My beating heart pumped in its boned asylum covered in shadows with the only light emanated from a small gas lantern that swung in my grasp. It felt like we were being stalked by the hunter that had been trapped in these caves for so many years hungry for the veins hidden under our skin. I absolutely loved it! It was such an unexpectedly Gothic adventure that I never knew I needed to have in Budapest.

Széchenyi Thermal Bath is an outdoor giant communal bath. It is somewhere I recommend you visit. Inside there is a salt bath that is supposed to heal and also help with fertility. If like me you have no interest in the second it is a really relaxing environment, worth trying.

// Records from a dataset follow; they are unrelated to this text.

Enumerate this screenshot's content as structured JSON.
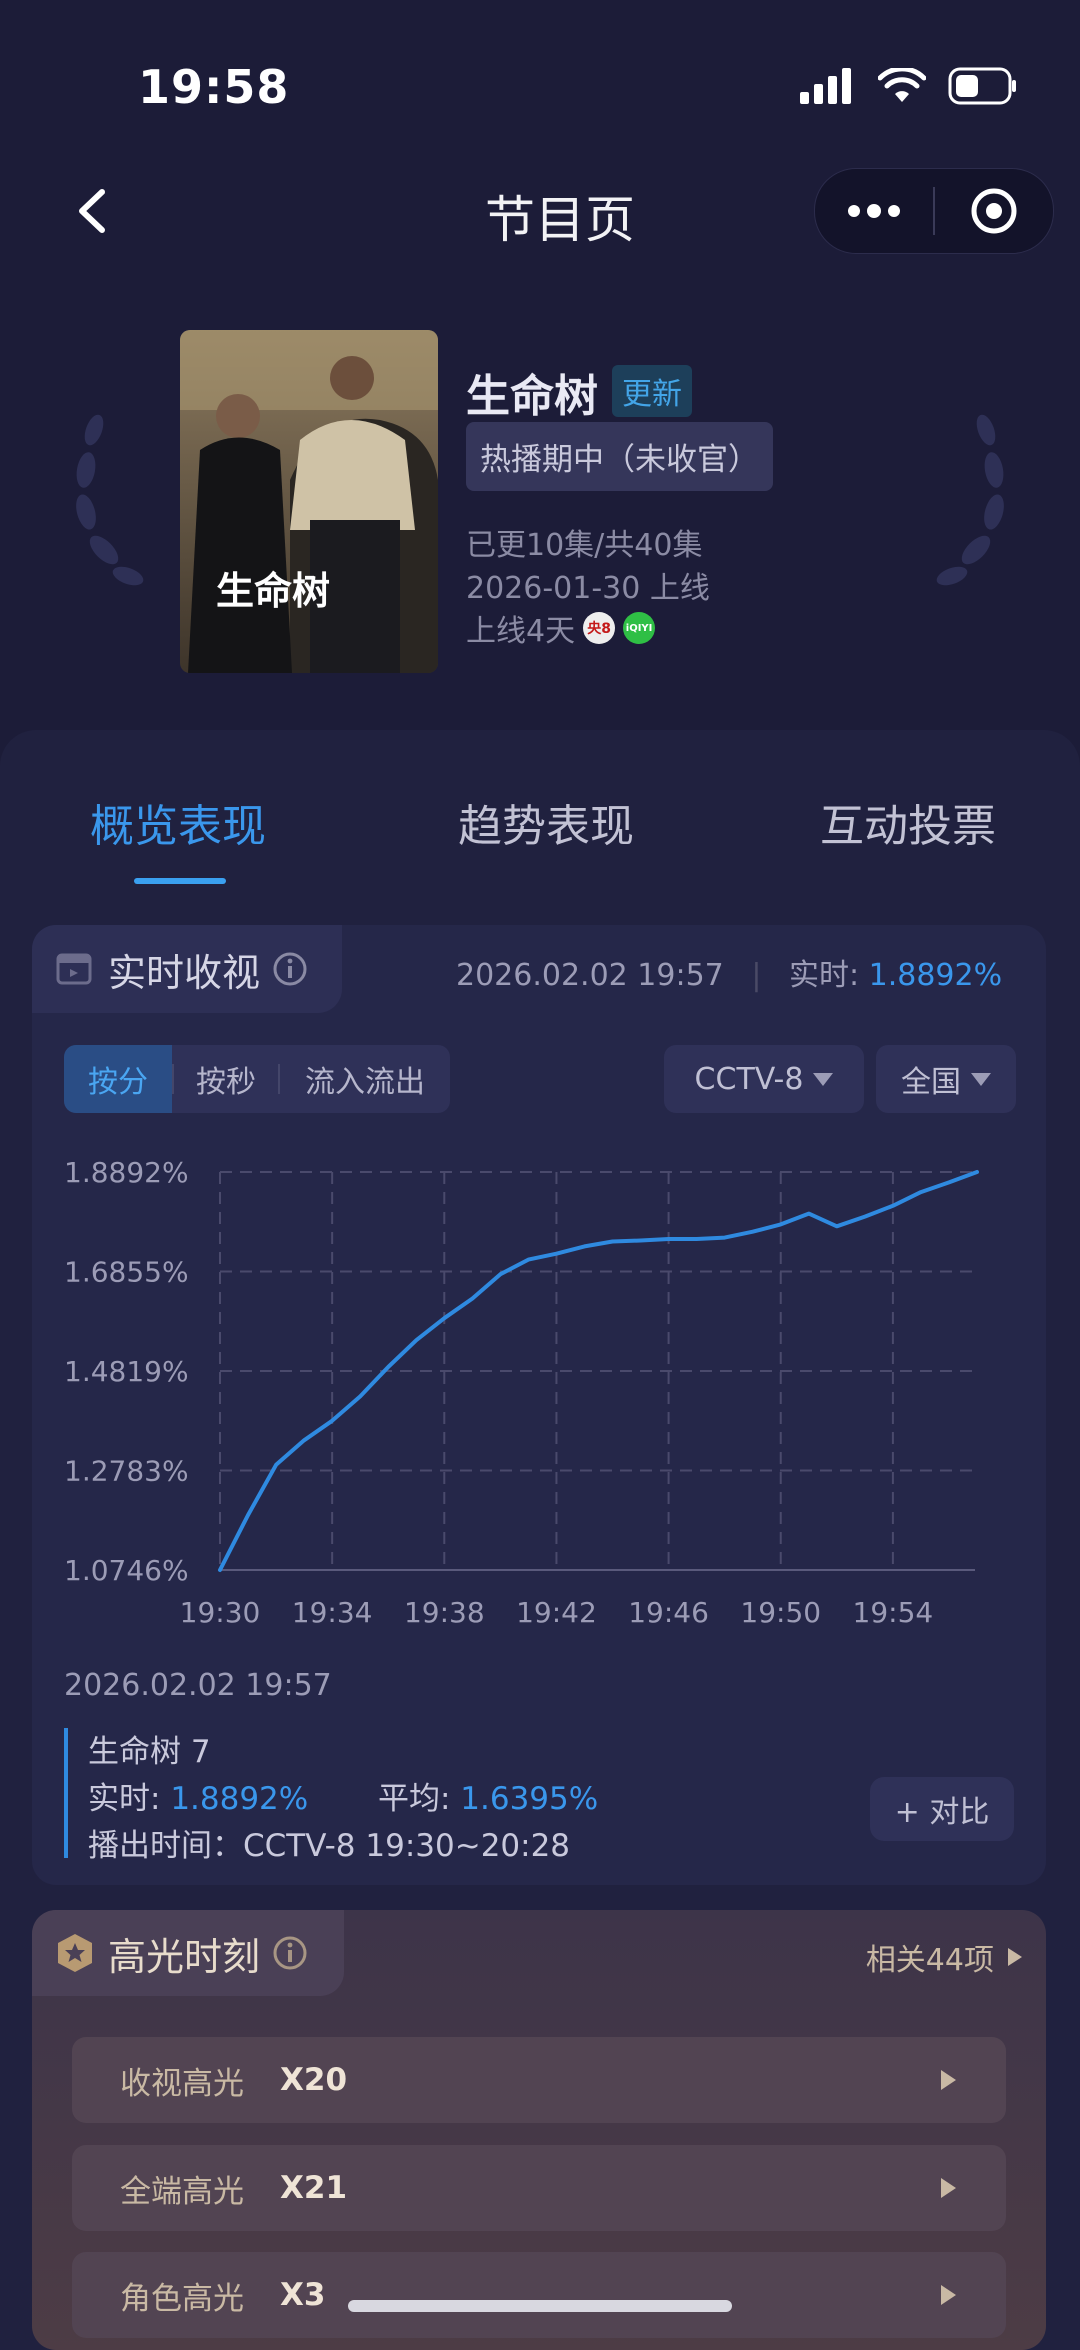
{
  "status_bar": {
    "time": "19:58"
  },
  "nav": {
    "title": "节目页"
  },
  "program": {
    "poster_title": "生命树",
    "title": "生命树",
    "badge": "更新",
    "status": "热播期中（未收官）",
    "episodes": "已更10集/共40集",
    "release": "2026-01-30 上线",
    "online_days": "上线4天",
    "platform_logos": [
      "央8",
      "iQIYI"
    ]
  },
  "tabs": [
    {
      "label": "概览表现",
      "active": true
    },
    {
      "label": "趋势表现",
      "active": false
    },
    {
      "label": "互动投票",
      "active": false
    }
  ],
  "realtime": {
    "title": "实时收视",
    "datetime": "2026.02.02 19:57",
    "live_label": "实时:",
    "live_value": "1.8892%",
    "segments": [
      "按分",
      "按秒",
      "流入流出"
    ],
    "channel": "CCTV-8",
    "region": "全国"
  },
  "chart_data": {
    "type": "line",
    "y_ticks": [
      "1.8892%",
      "1.6855%",
      "1.4819%",
      "1.2783%",
      "1.0746%"
    ],
    "x_ticks": [
      "19:30",
      "19:34",
      "19:38",
      "19:42",
      "19:46",
      "19:50",
      "19:54"
    ],
    "ylim": [
      1.0746,
      1.8892
    ],
    "x_minutes": [
      0,
      1,
      2,
      3,
      4,
      5,
      6,
      7,
      8,
      9,
      10,
      11,
      12,
      13,
      14,
      15,
      16,
      17,
      18,
      19,
      20,
      21,
      22,
      23,
      24,
      25,
      26,
      27
    ],
    "x": [
      "19:30",
      "19:31",
      "19:32",
      "19:33",
      "19:34",
      "19:35",
      "19:36",
      "19:37",
      "19:38",
      "19:39",
      "19:40",
      "19:41",
      "19:42",
      "19:43",
      "19:44",
      "19:45",
      "19:46",
      "19:47",
      "19:48",
      "19:49",
      "19:50",
      "19:51",
      "19:52",
      "19:53",
      "19:54",
      "19:55",
      "19:56",
      "19:57"
    ],
    "series": [
      {
        "name": "生命树 7",
        "color": "#2f8ae0",
        "values": [
          1.0746,
          1.187,
          1.29,
          1.34,
          1.38,
          1.43,
          1.49,
          1.545,
          1.59,
          1.63,
          1.68,
          1.71,
          1.722,
          1.737,
          1.747,
          1.749,
          1.752,
          1.752,
          1.755,
          1.767,
          1.782,
          1.804,
          1.778,
          1.798,
          1.82,
          1.848,
          1.868,
          1.8892
        ]
      }
    ],
    "grid": true
  },
  "detail": {
    "datetime": "2026.02.02 19:57",
    "series_name": "生命树 7",
    "live_label": "实时:",
    "live_value": "1.8892%",
    "avg_label": "平均:",
    "avg_value": "1.6395%",
    "airtime": "播出时间：CCTV-8 19:30~20:28",
    "compare": "+ 对比"
  },
  "highlights": {
    "title": "高光时刻",
    "related": "相关44项",
    "rows": [
      {
        "label": "收视高光",
        "value": "X20"
      },
      {
        "label": "全端高光",
        "value": "X21"
      },
      {
        "label": "角色高光",
        "value": "X3"
      }
    ]
  },
  "colors": {
    "accent": "#3a97ec",
    "bg": "#1c1c38"
  }
}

On the grounds of Városliget city park sits the Vajdahunyad Castle. It was built in 1896 as part of the Millennial Exhibition which celebrated the 1,000 years of Hungary since the Hungarian Conquest of the Carpathian Basin in 895. There are restaurants just across from the castle which has comfy pillows for you to relax and unwind on while you take in the view.

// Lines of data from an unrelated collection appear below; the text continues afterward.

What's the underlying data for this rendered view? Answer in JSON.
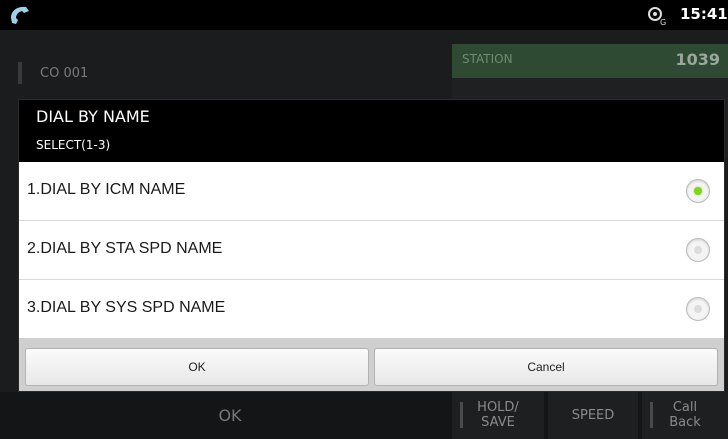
{
  "status_bar": {
    "time": "15:41",
    "left_icon": "phone-handset-icon",
    "right_icon": "sync-gear-icon"
  },
  "background": {
    "line_label": "CO 001",
    "station_label": "STATION",
    "station_number": "1039",
    "softkeys": {
      "ok": "OK",
      "hold_save": "HOLD/\nSAVE",
      "speed": "SPEED",
      "call_back": "Call\nBack"
    }
  },
  "dialog": {
    "title": "DIAL BY NAME",
    "subtitle": "SELECT(1-3)",
    "options": [
      {
        "label": "1.DIAL BY ICM NAME",
        "selected": true
      },
      {
        "label": "2.DIAL BY STA SPD NAME",
        "selected": false
      },
      {
        "label": "3.DIAL BY SYS SPD NAME",
        "selected": false
      }
    ],
    "ok_label": "OK",
    "cancel_label": "Cancel"
  },
  "colors": {
    "radio_selected": "#7ed321",
    "station_bg": "#2f4a33"
  }
}
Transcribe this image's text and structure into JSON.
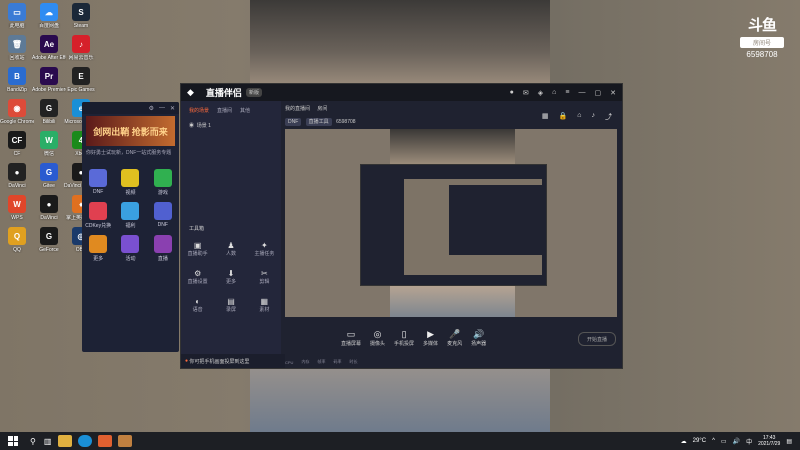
{
  "desktop_icons": [
    {
      "label": "此电脑",
      "color": "#3a7bd5",
      "glyph": "▭"
    },
    {
      "label": "百度网盘",
      "color": "#2f8cf2",
      "glyph": "☁"
    },
    {
      "label": "Steam",
      "color": "#1b2838",
      "glyph": "S"
    },
    {
      "label": "回收站",
      "color": "#5e7a96",
      "glyph": "🗑"
    },
    {
      "label": "Adobe After Effects 2020",
      "color": "#2a0a4e",
      "glyph": "Ae"
    },
    {
      "label": "网易云音乐",
      "color": "#d6202a",
      "glyph": "♪"
    },
    {
      "label": "BandiZip",
      "color": "#2a6cd0",
      "glyph": "B"
    },
    {
      "label": "Adobe Premiere",
      "color": "#2a0a4e",
      "glyph": "Pr"
    },
    {
      "label": "Epic Games",
      "color": "#222222",
      "glyph": "E"
    },
    {
      "label": "Google Chrome",
      "color": "#dd4b39",
      "glyph": "◉"
    },
    {
      "label": "Bilibili",
      "color": "#222222",
      "glyph": "G"
    },
    {
      "label": "Microsoft Edge",
      "color": "#1a8fd6",
      "glyph": "e"
    },
    {
      "label": "CF",
      "color": "#1a1a1a",
      "glyph": "CF"
    },
    {
      "label": "微信",
      "color": "#2aae67",
      "glyph": "W"
    },
    {
      "label": "Xbox",
      "color": "#1b8a1b",
      "glyph": "4"
    },
    {
      "label": "DaVinci",
      "color": "#222222",
      "glyph": "●"
    },
    {
      "label": "Gitee",
      "color": "#2a5bd0",
      "glyph": "G"
    },
    {
      "label": "DaVinci Resolve",
      "color": "#1a1a1a",
      "glyph": "●"
    },
    {
      "label": "WPS",
      "color": "#e0462a",
      "glyph": "W"
    },
    {
      "label": "DaVinci",
      "color": "#1a1a1a",
      "glyph": "●"
    },
    {
      "label": "掌上英雄联盟",
      "color": "#e07020",
      "glyph": "♦"
    },
    {
      "label": "QQ",
      "color": "#e0a020",
      "glyph": "Q"
    },
    {
      "label": "GeForce",
      "color": "#1a1a1a",
      "glyph": "G"
    },
    {
      "label": "OBS",
      "color": "#1a3a6a",
      "glyph": "◎"
    }
  ],
  "brand": {
    "logo": "斗鱼",
    "room_label": "房间号",
    "room_number": "6598708"
  },
  "side_panel": {
    "banner_text": "剑网出鞘 抢影而来",
    "info_text": "你好勇士试玩新，DNF一站式服务专题",
    "apps": [
      {
        "label": "DNF",
        "color": "#5a6ad8"
      },
      {
        "label": "视频",
        "color": "#e0c020"
      },
      {
        "label": "游戏",
        "color": "#30b050"
      },
      {
        "label": "CDKey兑换",
        "color": "#e04050"
      },
      {
        "label": "福利",
        "color": "#3aa0e0"
      },
      {
        "label": "DNF",
        "color": "#5060d0"
      },
      {
        "label": "更多",
        "color": "#e08a20"
      },
      {
        "label": "活动",
        "color": "#7a50d0"
      },
      {
        "label": "直播",
        "color": "#8a40b0"
      }
    ]
  },
  "main_window": {
    "title": "直播伴侣",
    "version": "新版",
    "tabs": [
      "我的场景",
      "直播间",
      "其他"
    ],
    "scene_label": "场景 1",
    "tools_title": "工具箱",
    "tools": [
      {
        "label": "直播助手",
        "glyph": "▣"
      },
      {
        "label": "人数",
        "glyph": "♟"
      },
      {
        "label": "主播任务",
        "glyph": "✦"
      },
      {
        "label": "直播设置",
        "glyph": "⚙"
      },
      {
        "label": "更多",
        "glyph": "⬇"
      },
      {
        "label": "剪辑",
        "glyph": "✂"
      },
      {
        "label": "语音",
        "glyph": "◐"
      },
      {
        "label": "录屏",
        "glyph": "▤"
      },
      {
        "label": "素材",
        "glyph": "▦"
      }
    ],
    "notice": "你可把手机画面投屏到这里",
    "header_items": [
      "我的直播间",
      "房间"
    ],
    "category_tags": [
      "DNF",
      "直播工具"
    ],
    "room_number": "6598708",
    "bottom_buttons": [
      {
        "label": "直播屏幕",
        "glyph": "▭"
      },
      {
        "label": "摄像头",
        "glyph": "◎"
      },
      {
        "label": "手机投屏",
        "glyph": "▯"
      },
      {
        "label": "多媒体",
        "glyph": "▶"
      },
      {
        "label": "麦克风",
        "glyph": "🎤"
      },
      {
        "label": "扬声器",
        "glyph": "🔊"
      }
    ],
    "start_button": "开始直播",
    "status_items": [
      "CPU",
      "内存",
      "帧率",
      "码率",
      "时长"
    ]
  },
  "taskbar": {
    "temperature": "29°C",
    "time": "17:43",
    "date": "2021/7/29",
    "lang": "中"
  }
}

Budapest is famous for its ‘Ruin Bars’ or ‘Rom kocsma’ which translates to the pub in ruin. After the war, there were many ruined buildings that’s space was not being utilized. Instead of creating another Irish bar to go along with the numerable others, they used the existing interior to produce a kooky ambience. Old Dentist buildings were the tools and decor made the hair on my arms stand to attention. The echo of drills hitting its enamel target and a body awaiting the needle that approached its cavity. It was as if we walked absentmindedly onto a film set where you were handed a drink instead of a script. Some moulded themselves around natures arms, leaving us open to the elements that beckoned. It’s remaining hold on society, a metal roof full of old-fashioned toys dancing along its trusses. All its Sisters cover the city Like X’s on a treasure map. The air outside was warm on your skin and the drink in your hand was everything you could ever need at that moment. The Bars and such interesting pieces of Budapest that I think everyone should see for themselves.

Sziget festival is a music festival that takes place on Budapest’s Island Obudai – Sziget. If you are in or around Budapest during the festival and are not at the festival you are definitely missing out. The atmosphere of this festival is electric. A beautiful mix of chilled and energy. The musical performances are by amazing Artist from all over the world and Hungary itself. The festival is completely capable of battling against the heat too. A water tank patrols the arenas to give ease to the baking bodies flailing around the Island while the stages are equipped with sprinklers to cool you off as you dance into the night.

We happened to find ourselves in a taxi whose driver had gone to Sziget the previous night and was full of chat about the festival especially Robbie Williams who performed on stage the night before and who supposedly bleached his hair blonde for the occasion. The conversation transitioned from festival chit-chat to a taxi tour of Budapest’s highlights. I will remember that taxi driver fondly and comically as our last view of him was driving into the distance blaring music with his trunk wide open. I guess what you can take from this is that the people of Budapest are an interesting and friendly bunch. A lyrical end to a wonderful trip to Budapest city. I will see you again very soon.

Hope you enjoyed the read and come back for more.

Jess x